PROBLEM DESCRIPTION:
This task calls for every entry below to be repeated exactly, without the pictures.

************

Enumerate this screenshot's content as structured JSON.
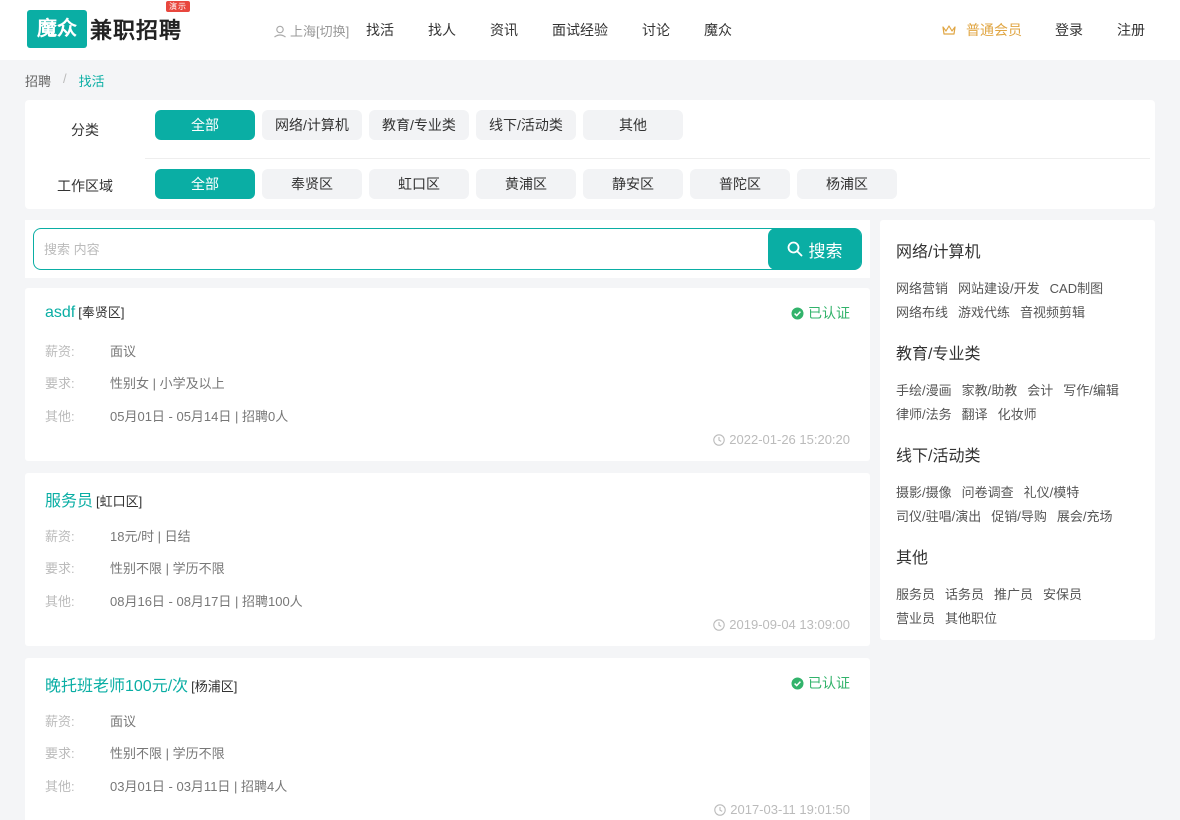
{
  "header": {
    "logo_box": "魔众",
    "logo_text": "兼职招聘",
    "logo_badge": "演示",
    "city": "上海[切换]",
    "nav": [
      "找活",
      "找人",
      "资讯",
      "面试经验",
      "讨论",
      "魔众"
    ],
    "vip": "普通会员",
    "login": "登录",
    "register": "注册"
  },
  "breadcrumb": {
    "home": "招聘",
    "sep": "/",
    "current": "找活"
  },
  "filter": {
    "category_label": "分类",
    "categories": [
      "全部",
      "网络/计算机",
      "教育/专业类",
      "线下/活动类",
      "其他"
    ],
    "area_label": "工作区域",
    "areas": [
      "全部",
      "奉贤区",
      "虹口区",
      "黄浦区",
      "静安区",
      "普陀区",
      "杨浦区"
    ]
  },
  "search": {
    "placeholder": "搜索 内容",
    "button": "搜索"
  },
  "jobs": [
    {
      "title": "asdf",
      "area": "[奉贤区]",
      "verified": "已认证",
      "salary_label": "薪资:",
      "salary": "面议",
      "req_label": "要求:",
      "req": "性别女 | 小学及以上",
      "other_label": "其他:",
      "other": "05月01日 - 05月14日 | 招聘0人",
      "time": "2022-01-26 15:20:20"
    },
    {
      "title": "服务员",
      "area": "[虹口区]",
      "verified": "",
      "salary_label": "薪资:",
      "salary": "18元/时 | 日结",
      "req_label": "要求:",
      "req": "性别不限 | 学历不限",
      "other_label": "其他:",
      "other": "08月16日 - 08月17日 | 招聘100人",
      "time": "2019-09-04 13:09:00"
    },
    {
      "title": "晚托班老师100元/次",
      "area": "[杨浦区]",
      "verified": "已认证",
      "salary_label": "薪资:",
      "salary": "面议",
      "req_label": "要求:",
      "req": "性别不限 | 学历不限",
      "other_label": "其他:",
      "other": "03月01日 - 03月11日 | 招聘4人",
      "time": "2017-03-11 19:01:50"
    }
  ],
  "sidebar": [
    {
      "title": "网络/计算机",
      "tags": [
        "网络营销",
        "网站建设/开发",
        "CAD制图",
        "网络布线",
        "游戏代练",
        "音视频剪辑"
      ]
    },
    {
      "title": "教育/专业类",
      "tags": [
        "手绘/漫画",
        "家教/助教",
        "会计",
        "写作/编辑",
        "律师/法务",
        "翻译",
        "化妆师"
      ]
    },
    {
      "title": "线下/活动类",
      "tags": [
        "摄影/摄像",
        "问卷调查",
        "礼仪/模特",
        "司仪/驻唱/演出",
        "促销/导购",
        "展会/充场"
      ]
    },
    {
      "title": "其他",
      "tags": [
        "服务员",
        "话务员",
        "推广员",
        "安保员",
        "营业员",
        "其他职位"
      ]
    }
  ],
  "colors": {
    "accent": "#0aaea4",
    "verified": "#32b36b",
    "vip": "#e0a644"
  }
}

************

RESPONSE:
Enumerate this screenshot's content as structured JSON.
{
  "header": {
    "logo_box": "魔众",
    "logo_text": "兼职招聘",
    "logo_badge": "演示",
    "city": "上海[切换]",
    "nav": [
      "找活",
      "找人",
      "资讯",
      "面试经验",
      "讨论",
      "魔众"
    ],
    "vip": "普通会员",
    "login": "登录",
    "register": "注册"
  },
  "breadcrumb": {
    "home": "招聘",
    "sep": "/",
    "current": "找活"
  },
  "filter": {
    "category_label": "分类",
    "categories": [
      "全部",
      "网络/计算机",
      "教育/专业类",
      "线下/活动类",
      "其他"
    ],
    "area_label": "工作区域",
    "areas": [
      "全部",
      "奉贤区",
      "虹口区",
      "黄浦区",
      "静安区",
      "普陀区",
      "杨浦区"
    ]
  },
  "search": {
    "placeholder": "搜索 内容",
    "button": "搜索"
  },
  "jobs": [
    {
      "title": "asdf",
      "area": "[奉贤区]",
      "verified": "已认证",
      "salary_label": "薪资:",
      "salary": "面议",
      "req_label": "要求:",
      "req": "性别女 | 小学及以上",
      "other_label": "其他:",
      "other": "05月01日 - 05月14日 | 招聘0人",
      "time": "2022-01-26 15:20:20"
    },
    {
      "title": "服务员",
      "area": "[虹口区]",
      "verified": "",
      "salary_label": "薪资:",
      "salary": "18元/时 | 日结",
      "req_label": "要求:",
      "req": "性别不限 | 学历不限",
      "other_label": "其他:",
      "other": "08月16日 - 08月17日 | 招聘100人",
      "time": "2019-09-04 13:09:00"
    },
    {
      "title": "晚托班老师100元/次",
      "area": "[杨浦区]",
      "verified": "已认证",
      "salary_label": "薪资:",
      "salary": "面议",
      "req_label": "要求:",
      "req": "性别不限 | 学历不限",
      "other_label": "其他:",
      "other": "03月01日 - 03月11日 | 招聘4人",
      "time": "2017-03-11 19:01:50"
    }
  ],
  "sidebar": [
    {
      "title": "网络/计算机",
      "tags": [
        "网络营销",
        "网站建设/开发",
        "CAD制图",
        "网络布线",
        "游戏代练",
        "音视频剪辑"
      ]
    },
    {
      "title": "教育/专业类",
      "tags": [
        "手绘/漫画",
        "家教/助教",
        "会计",
        "写作/编辑",
        "律师/法务",
        "翻译",
        "化妆师"
      ]
    },
    {
      "title": "线下/活动类",
      "tags": [
        "摄影/摄像",
        "问卷调查",
        "礼仪/模特",
        "司仪/驻唱/演出",
        "促销/导购",
        "展会/充场"
      ]
    },
    {
      "title": "其他",
      "tags": [
        "服务员",
        "话务员",
        "推广员",
        "安保员",
        "营业员",
        "其他职位"
      ]
    }
  ],
  "colors": {
    "accent": "#0aaea4",
    "verified": "#32b36b",
    "vip": "#e0a644"
  }
}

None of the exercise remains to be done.